  15. 15. Sensorineural Hearing Deficit in Lassa Fever• Typically appears during early convalescence• Not related to severity of acute illness• Occurs in one-third of cases• May be bilateral or unilateral• May persist for life in up to one-third of those affected
  16. 16. Lassa Fever in Children and Infants• Significant cause of pediatric hospitalizations in some areas of West Africa• Signs and symptoms most often similar to adults• “Swollen Baby Syndrome” - Edema/Anasarca - Abdominal distension - Bleeding - Poor prognosis

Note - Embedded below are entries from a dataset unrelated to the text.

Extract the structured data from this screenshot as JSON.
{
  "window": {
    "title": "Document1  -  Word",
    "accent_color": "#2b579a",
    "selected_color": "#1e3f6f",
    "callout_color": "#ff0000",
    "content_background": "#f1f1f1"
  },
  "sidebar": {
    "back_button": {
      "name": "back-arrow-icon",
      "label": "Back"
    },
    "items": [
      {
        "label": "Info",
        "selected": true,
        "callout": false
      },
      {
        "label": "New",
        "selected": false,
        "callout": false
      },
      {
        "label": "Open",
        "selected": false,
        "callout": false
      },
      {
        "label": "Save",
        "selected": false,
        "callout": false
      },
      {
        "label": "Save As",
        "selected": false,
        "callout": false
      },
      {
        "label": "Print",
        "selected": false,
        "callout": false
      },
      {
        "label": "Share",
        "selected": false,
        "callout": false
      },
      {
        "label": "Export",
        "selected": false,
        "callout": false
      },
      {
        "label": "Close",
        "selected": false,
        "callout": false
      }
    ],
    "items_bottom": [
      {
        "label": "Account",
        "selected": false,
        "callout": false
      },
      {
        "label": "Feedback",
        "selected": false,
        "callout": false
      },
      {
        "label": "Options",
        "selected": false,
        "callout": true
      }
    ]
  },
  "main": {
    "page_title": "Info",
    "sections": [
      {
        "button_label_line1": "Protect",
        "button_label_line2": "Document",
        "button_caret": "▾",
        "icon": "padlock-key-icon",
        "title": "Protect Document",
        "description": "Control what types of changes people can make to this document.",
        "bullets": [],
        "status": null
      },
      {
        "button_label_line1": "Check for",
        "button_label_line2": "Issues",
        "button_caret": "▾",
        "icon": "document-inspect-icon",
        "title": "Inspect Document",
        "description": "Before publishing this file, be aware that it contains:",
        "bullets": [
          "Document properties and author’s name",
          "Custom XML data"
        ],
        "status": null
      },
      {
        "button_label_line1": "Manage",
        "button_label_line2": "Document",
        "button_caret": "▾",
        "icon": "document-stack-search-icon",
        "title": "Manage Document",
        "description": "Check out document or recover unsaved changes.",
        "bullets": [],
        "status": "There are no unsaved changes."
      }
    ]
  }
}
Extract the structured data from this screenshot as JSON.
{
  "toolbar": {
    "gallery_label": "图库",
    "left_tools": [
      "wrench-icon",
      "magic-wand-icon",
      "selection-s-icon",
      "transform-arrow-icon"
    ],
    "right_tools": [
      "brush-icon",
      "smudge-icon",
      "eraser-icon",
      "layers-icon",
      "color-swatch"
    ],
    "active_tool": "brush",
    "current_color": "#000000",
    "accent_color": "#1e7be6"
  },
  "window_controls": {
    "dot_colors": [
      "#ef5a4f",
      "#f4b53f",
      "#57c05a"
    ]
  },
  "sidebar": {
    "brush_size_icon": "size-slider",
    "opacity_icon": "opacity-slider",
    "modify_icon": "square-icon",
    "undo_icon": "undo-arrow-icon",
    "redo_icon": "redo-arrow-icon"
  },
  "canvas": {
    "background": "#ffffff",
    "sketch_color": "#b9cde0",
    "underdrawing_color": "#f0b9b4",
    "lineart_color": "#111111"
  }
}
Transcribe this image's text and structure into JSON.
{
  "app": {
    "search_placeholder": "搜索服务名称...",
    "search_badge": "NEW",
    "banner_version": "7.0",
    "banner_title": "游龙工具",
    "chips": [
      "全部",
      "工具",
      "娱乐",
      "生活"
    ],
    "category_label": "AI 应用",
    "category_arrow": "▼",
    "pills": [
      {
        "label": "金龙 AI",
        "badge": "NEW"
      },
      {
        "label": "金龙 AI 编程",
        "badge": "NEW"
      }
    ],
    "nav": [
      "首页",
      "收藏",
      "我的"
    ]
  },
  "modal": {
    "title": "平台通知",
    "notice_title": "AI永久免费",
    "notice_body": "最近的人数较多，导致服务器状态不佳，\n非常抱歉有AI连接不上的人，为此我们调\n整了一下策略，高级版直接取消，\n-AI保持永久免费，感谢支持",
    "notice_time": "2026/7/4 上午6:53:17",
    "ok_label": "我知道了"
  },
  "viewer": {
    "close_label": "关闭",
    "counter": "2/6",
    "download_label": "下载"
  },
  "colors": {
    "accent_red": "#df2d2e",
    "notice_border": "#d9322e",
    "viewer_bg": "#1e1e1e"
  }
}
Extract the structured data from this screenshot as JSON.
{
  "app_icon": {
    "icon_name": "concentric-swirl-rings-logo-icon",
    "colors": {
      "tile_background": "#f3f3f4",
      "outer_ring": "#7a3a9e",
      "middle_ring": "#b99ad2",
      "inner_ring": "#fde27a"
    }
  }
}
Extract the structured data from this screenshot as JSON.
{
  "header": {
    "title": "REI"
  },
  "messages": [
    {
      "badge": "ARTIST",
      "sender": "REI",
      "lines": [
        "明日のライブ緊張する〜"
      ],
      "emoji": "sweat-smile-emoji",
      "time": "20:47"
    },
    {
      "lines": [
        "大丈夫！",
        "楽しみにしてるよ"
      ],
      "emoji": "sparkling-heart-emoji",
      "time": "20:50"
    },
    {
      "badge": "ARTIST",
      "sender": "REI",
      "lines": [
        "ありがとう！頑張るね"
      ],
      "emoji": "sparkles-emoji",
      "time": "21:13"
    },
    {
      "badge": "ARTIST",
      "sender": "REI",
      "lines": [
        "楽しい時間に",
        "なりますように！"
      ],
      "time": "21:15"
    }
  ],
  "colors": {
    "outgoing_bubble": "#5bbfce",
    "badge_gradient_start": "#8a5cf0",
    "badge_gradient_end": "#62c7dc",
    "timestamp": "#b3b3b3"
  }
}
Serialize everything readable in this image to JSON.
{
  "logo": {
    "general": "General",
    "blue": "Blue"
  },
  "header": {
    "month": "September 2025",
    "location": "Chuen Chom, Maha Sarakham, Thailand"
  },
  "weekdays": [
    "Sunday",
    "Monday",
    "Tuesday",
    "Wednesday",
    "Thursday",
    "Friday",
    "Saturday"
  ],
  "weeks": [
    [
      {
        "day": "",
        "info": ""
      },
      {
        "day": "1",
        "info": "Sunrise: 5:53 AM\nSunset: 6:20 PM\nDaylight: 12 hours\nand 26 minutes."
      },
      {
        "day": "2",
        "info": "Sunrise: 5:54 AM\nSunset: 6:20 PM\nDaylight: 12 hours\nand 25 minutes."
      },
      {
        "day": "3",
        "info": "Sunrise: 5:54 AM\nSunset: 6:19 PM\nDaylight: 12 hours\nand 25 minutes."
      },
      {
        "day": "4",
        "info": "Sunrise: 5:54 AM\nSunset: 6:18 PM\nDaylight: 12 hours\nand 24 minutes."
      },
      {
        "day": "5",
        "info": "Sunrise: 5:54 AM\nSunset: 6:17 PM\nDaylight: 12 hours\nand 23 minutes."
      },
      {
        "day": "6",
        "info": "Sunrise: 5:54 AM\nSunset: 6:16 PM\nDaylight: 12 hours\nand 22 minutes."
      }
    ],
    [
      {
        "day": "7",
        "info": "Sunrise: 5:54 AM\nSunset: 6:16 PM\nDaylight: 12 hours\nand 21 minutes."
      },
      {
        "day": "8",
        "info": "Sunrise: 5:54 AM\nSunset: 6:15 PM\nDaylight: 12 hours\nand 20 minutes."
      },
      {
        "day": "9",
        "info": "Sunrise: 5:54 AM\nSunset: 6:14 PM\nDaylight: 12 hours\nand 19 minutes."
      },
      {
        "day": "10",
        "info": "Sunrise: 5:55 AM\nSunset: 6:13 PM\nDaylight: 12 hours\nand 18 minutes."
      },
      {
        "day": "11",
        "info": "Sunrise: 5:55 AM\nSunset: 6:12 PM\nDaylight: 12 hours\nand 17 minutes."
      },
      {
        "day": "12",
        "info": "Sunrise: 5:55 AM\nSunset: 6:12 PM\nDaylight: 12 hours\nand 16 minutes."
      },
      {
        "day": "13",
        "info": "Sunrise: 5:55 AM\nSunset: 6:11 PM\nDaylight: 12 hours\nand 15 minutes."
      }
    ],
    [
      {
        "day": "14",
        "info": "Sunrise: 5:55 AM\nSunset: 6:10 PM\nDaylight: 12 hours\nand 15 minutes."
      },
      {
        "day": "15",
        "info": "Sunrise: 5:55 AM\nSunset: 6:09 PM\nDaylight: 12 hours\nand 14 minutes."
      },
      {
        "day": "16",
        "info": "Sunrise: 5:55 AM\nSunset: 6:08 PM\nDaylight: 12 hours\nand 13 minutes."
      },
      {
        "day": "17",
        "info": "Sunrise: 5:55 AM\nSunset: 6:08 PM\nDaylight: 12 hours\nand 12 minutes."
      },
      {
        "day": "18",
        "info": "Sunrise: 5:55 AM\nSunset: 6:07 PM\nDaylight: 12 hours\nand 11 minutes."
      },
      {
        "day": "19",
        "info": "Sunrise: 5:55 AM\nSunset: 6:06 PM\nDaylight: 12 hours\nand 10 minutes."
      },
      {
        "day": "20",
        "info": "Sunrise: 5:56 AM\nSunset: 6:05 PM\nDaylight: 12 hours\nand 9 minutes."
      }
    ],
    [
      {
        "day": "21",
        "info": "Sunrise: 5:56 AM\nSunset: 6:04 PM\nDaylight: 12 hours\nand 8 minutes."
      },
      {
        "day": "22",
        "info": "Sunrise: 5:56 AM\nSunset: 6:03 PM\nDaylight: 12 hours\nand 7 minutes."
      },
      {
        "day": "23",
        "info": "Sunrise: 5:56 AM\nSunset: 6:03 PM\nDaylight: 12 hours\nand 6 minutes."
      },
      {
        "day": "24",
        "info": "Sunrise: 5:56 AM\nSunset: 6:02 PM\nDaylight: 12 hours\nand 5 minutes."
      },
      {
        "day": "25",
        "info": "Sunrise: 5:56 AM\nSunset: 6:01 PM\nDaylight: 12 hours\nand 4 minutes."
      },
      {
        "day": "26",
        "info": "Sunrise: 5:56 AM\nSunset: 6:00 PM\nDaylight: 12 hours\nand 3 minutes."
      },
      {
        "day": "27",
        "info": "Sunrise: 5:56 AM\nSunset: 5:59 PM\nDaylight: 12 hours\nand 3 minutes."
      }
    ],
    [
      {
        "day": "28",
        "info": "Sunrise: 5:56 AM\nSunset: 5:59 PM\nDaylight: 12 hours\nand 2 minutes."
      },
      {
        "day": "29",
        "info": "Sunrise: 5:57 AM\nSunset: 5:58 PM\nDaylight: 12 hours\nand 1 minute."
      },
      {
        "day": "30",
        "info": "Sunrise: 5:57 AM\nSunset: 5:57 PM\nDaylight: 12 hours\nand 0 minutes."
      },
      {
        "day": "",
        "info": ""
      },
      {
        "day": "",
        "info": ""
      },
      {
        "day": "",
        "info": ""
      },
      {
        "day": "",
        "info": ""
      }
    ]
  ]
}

  17. 17. Differential Diagnosis of Lassa Fever• Malaria • Bacterial sepsis• Typhoid fever • Bacterial meningitis• Streptococcal • Arboviral infection pharyngitis • Anicteric hepatitis• Leptospirosis • Enterovirus infection • Bacterial or viral conjuctivitis
  18. 18. Diagnostics• Clinical diagnosis often difficult• ELISA (Enzyme-linked immunosorbent assays) for antigen, IgM, and IgG• As research tools: – Virus isolation – Immunohistochemistry (for post-mortem diagnosis) – RT-PCR (Reverse transcription-polymerase chain reaction)
  19. 19. Treatment• Supportive measures• Ribavirin – Most effective when started within the first 6 days of illness – Major toxicity: mild hemolysis and suppression of erythropoesis. Both reversible – Presently contraindicated in pregnancy, although may be warranted if mother’s life at risk – Does not appear to reduce incidence or severity of deafness
  20. 20. Associated with Poor Prognosis in Lassa Fever • High viremia • Serum AST level >150 IU/L • Bleeding • Encephalitis • Edema • Third trimester of pregnancy
  21. 21. Prevention and Control• Village-based programs for rodent control and avoidance• Hospital training programs to avoid nosocomial spread: barrier nursing manual• Diagnostic technology transfer• Specific antiviral chemotherapy (ribavirin)
  22. 22. Rodent Control• Proper storage of food in rodent-proof containers• Cleaning around homes• Trapping and killing rodents with proper and safe disposal of carcasses• Avoid rodents as a food source